Once my mother in law stopped eating and drinking she slipped quietly into a coma like state. Everyone continued to visit her and a few of us stood vigil in hopes that she would open her eyes and tell us that she was hungry. This never happened. Each night we would mourn thinking it was her last, and each morning we would wake up to do it all over again. It was like a sick play on the movie Groundhogs day. No one could ever prepare you for the torturous job of watching death hover just above your loved one. After five plus days in a coma like state her eyes were sunk in, her skin was shallow and her mouth hung open as if begging for a sip of water. The medicine had begun to build up in her mouth because she wasn’t swallowing anymore. We knew it wouldn’t be much longer. I stayed up until one in the morning to give her the prescribed syringe of medicine while her sister tried to sleep. She would be up at three in the morning and I would be up again at seven. That was our routine so someone could always monitor and give the meds. I Had my alarm set for nine in the morning even though I knew her sister would be up by then. I hit the snooze on this morning because I was exhausted and wanted just a few more minutes of sleep. I was up by nine thirty and I stumbled out to see if there had been any changes with mother in law. When I gave her medicine at five in the morning I noticed her breathing was a low, slow pant. Her sister tells me she observed the same and I responded by saying “I think today is going to be the day”. As I said that, her sister tells me that she tried to close her jaw. I jokingly say, “oh she’s probably telling me to shut up”, but her sister reminds me that she never wanted me to stop talking.

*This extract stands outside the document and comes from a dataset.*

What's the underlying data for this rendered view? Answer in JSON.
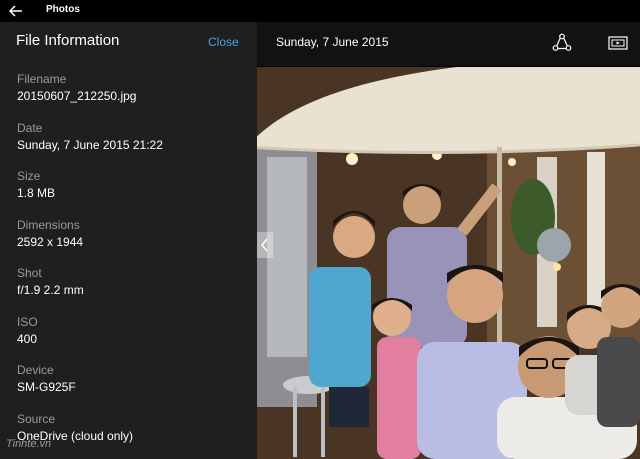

My mother in law never wanted me to stop talking because at the end it reminded her that she was alive. I immediately went over to hold her hand and her sister stroked her hair. I told her that she did a great job and she fought hard. I told her it was okay to let go because I was going to take care of her son. I believe in my heart that she heard my words because she brought her jaw up into what looked like a smile, and she took her last breath. Sister and I both cried from heartache and relief. Heartache because the beautiful soul that was a part of our life was taken too soon, but relief because she didn’t have to fight any longer. I watched the entire procession of death and I finally understood what my husband meant. We are all in deaths waiting room and none of us know when our time will come. My mother in laws waiting room is empty now, but she left things that will always remind me to make the best of my life.
Kelly Kasper (Blake)
“The things you do for yourself are gone when you are gone, but the things you do for others remain as your legacy.”
― Kalu Ndukwe Kalu